In his new book, “Sex, Bombs and Burgers,” Nowak argues that porn, fast food and the military have completely reshaped modern technology and our relationship to it. He points to inventions like powderized food, which emerged out of the Second World War effort and made restaurant chains like McDonald’s and Dairy Queen possible. He shows how outsourced phone sex lines have helped bring wealth to poor countries, like Guyana. And he explains how pornography helped drive both the home entertainment industry and modern Web technology, like video chat. An entertaining and well-research read, filled with surprising facts, “Sex, Bombs and Burgers” offers a provocative alternate history of 20th-century progress.
Salon spoke with Nowak over the phone from Toronto about the importance of the Second World War, the military roots of the Barbie Doll and why the Roomba is our future.
How would you summarize the broader argument behind the book?
It’s a look at some of the darker instincts that we as a race have: the need to fight, the need to engorge ourselves and the need to reproduce. Despite thousands of years of conscious evolution, we haven’t been able to escape those things. It’s the story of how our negative side has resulted in some of our most positive accomplishments.
So much of the technology you talk about came out of the Second World War. Why was that period so important for innovation?

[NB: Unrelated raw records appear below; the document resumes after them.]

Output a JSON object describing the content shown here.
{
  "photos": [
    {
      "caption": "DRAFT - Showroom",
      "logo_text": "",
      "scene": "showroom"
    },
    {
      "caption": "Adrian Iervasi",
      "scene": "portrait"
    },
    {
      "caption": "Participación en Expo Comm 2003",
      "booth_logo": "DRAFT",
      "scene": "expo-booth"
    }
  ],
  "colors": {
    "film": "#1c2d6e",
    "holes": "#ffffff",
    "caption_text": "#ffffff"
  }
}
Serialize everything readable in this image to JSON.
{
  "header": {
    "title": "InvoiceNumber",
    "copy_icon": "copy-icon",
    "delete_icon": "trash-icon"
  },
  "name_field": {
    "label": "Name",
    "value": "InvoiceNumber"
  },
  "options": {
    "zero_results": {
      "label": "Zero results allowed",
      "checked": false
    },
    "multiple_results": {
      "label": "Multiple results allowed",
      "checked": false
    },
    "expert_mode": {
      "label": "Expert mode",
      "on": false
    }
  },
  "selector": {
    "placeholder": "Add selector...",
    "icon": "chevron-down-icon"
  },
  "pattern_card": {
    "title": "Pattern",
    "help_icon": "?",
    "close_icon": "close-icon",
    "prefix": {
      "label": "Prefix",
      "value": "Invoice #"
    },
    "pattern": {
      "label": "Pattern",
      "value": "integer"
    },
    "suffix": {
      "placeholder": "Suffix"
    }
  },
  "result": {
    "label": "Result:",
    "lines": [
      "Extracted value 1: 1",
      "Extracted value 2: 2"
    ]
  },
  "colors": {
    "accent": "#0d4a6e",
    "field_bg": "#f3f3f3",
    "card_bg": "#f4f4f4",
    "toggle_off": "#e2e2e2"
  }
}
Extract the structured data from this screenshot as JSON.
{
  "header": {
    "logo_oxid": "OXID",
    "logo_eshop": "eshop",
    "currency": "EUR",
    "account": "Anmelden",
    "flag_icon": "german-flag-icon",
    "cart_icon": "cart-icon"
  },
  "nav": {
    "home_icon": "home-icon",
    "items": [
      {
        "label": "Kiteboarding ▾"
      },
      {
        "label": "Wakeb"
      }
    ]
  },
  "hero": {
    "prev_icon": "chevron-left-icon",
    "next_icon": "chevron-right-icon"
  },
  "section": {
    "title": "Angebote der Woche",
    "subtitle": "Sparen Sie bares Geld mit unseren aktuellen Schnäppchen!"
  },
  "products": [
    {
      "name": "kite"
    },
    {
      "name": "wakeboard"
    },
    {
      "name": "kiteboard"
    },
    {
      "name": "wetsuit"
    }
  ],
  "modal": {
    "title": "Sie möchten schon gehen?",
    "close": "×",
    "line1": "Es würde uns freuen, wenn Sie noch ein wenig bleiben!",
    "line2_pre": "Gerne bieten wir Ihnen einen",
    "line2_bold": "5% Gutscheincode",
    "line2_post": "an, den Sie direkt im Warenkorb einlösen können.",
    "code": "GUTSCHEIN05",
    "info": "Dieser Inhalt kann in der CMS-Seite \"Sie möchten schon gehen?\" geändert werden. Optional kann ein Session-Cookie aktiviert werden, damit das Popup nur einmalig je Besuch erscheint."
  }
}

It was when the military really started spending a lot of money on research. At one point during the war, the U.S. was devoting something like 85 percent of its entire income to military spending. So when you take that kind of effort and those resources and that brainpower and you devote them to one particular thing, the effects are going to be huge and long-lasting, which is why World War II was probably the most important technological event in human history. And the sequel, at least technologically speaking, to that period was the Space Race. I’m of the belief that cancer could be cured if somebody in the United States would dedicate the same kinds of resources in the same amount of time as it did to developing the atom bomb and putting someone on the moon.
What kinds of things came out of the war?
The food innovations that happened during the war paved the way for the rest of the 20th century. The U.S. military had to move large numbers of troops over to other parts of the world and then feed them, so a lot of techniques were created and perfected, from packaging to dehydrating and powderizing foods. Powdered coffee and powdered milk came of age during World War II. These advancements in food processing techniques created the foundation of the food plentifulness in the U.S. and created the opportunity for countries to become global food exporting powers.
Plastics are interesting because they — 60 years later it’s hard for us to think about this — but they really revolutionized the way everything was done because materials were running short in every sense during the war. During the war, there was a lot of emphasis put on creating synthetic materials and chemicals. These plastics were used during the war for things like insulating cables or lining drums or coating bullets. Then, after the war, chemical-makers like Dow started to come up with new uses for these things, which translated into everything from Tupperware to Saran wrap to Teflon to Silly Putty to Barbie dolls.